8-step process helps you zero in on cover crop selection

8-step process helps you zero in on cover crop selection

Cover crop calculator drills down to best choices quickly.

You've decided you will sow cover crops. How do you know which ones to select? Should you use only one or a mixture? How do you know when each different species needs to be seeded? Which ones will help scavenge nitrogen?

Corn Illustrated 8/1: High-clearance equipment makes foliar feeding more feasible

There are lots of sources of information out there, and perhaps nothing is better than past personal experience or advice from a neighbor who has already tried the cover crops you’re considering. Nevertheless, the Cover Crop Decision Tool, a calculator of sorts developed by the Midwest Cover Crops Council, can be a good place to start.

MAKE INFORMED CHOICE: The Cover Crop Decision Tool on the Midwest Cover Crops Council website helps you determine how various cover crops like these might fit into your farm operation.

“The calculator is available now and has lots of information built into it,” says Anna Morrow, recently named program manager for the MCCC. Some information even gets down to the state and county level.

Here is an eight-step process for selecting cover crops, based on the MCCC calculator. The example is for a farmer located in Johnson County who is looking for general guidance on which cover crops to sow.

Step 1: Visit the MCCC website, mccc.msu.edu.

Click on "Cover crop selector tools" in the left-side menu and then "Go to the Cover Crop Decision Tool-Field Crops."

Step 2: Enter location information by selecting a state and county from the dropdown menus.

Currently there is information on eight states and Ontario in the selector. Select your state or the one closest to you. For this example, "Indiana" and "Johnson County" were used.

Step 3: View the table with cover crops and seeding dates.

A chart will appear with multiple cover crop species. For each one, a color-coded bar graph provides information on cover crops and seeding dates, and other growing information. Hover over any cover crop on the left side and click. An information sheet will pop up with more details on that species.

Step 4: Enter information about current cash crop.

Corn planted April 27 and set for harvest Oct. 10 was selected for the example. The tool automatically shades the table, showing when the crop will be growing. Bars for each cover crop are still in the background. If you want to seed while the crop is in the field, you will need an aerial applicator or high-clearance seeding rig.

Step 5: Enter drainage information.

Choose from different drainage classes. In this example, the soil is somewhat poorly drained. Select that from the dropdown menu, and some species may drop off the list.

Step 6: Enter tile and flooding information. This field is tiled. There is no flooding problem. Select those options and the table may grow or shrink. Some species are better-suited to these situations than others.

Step 7: Enter goals for the cover crops.

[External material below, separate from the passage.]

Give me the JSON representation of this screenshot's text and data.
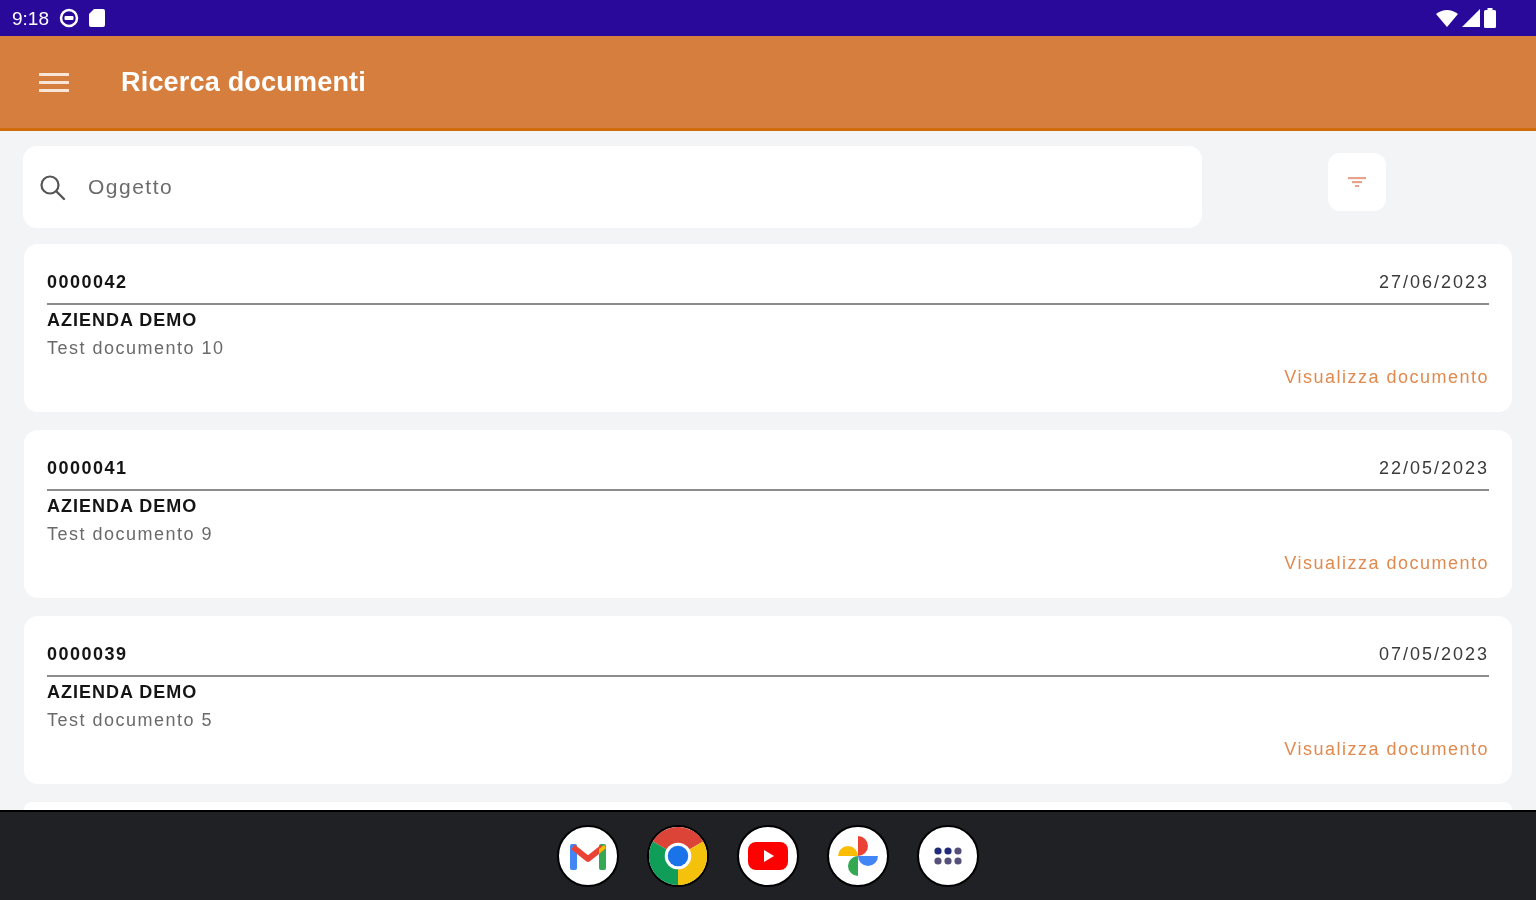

What do you hope to achieve? In this example, goals 1, 2 and 3, in order, were erosion fighter, nitrogen scavenger and soil builder.

Corn Illustrated 7/25: 7 steps to late-season scouting that could pay dividends

Step 8: Review ratings for possible cover crop selections.

The scale is 1 to 4, with 4 being excellent. Check out cereal rye and crimson clover. In this example, cereal rye rates excellent on all three goals. Crimson clover rates very good for erosion control and building soil, and good as a nitrogen scavenger.  

8-step process helps you zero in on cover crop selection

COVER CROP CALCULATOR: Visit the Midwest Cover Crops Council website to access the Cover Crop Decision Tool, and use the information you find on frost dates and preferred uses as a guide in your cover crop selection process.

Hide comments

Comments

  • Allowed HTML tags: <em> <strong> <blockquote> <br> <p>

Plain text

  • No HTML tags allowed.
  • Web page addresses and e-mail addresses turn into links automatically.
  • Lines and paragraphs break automatically.
Publish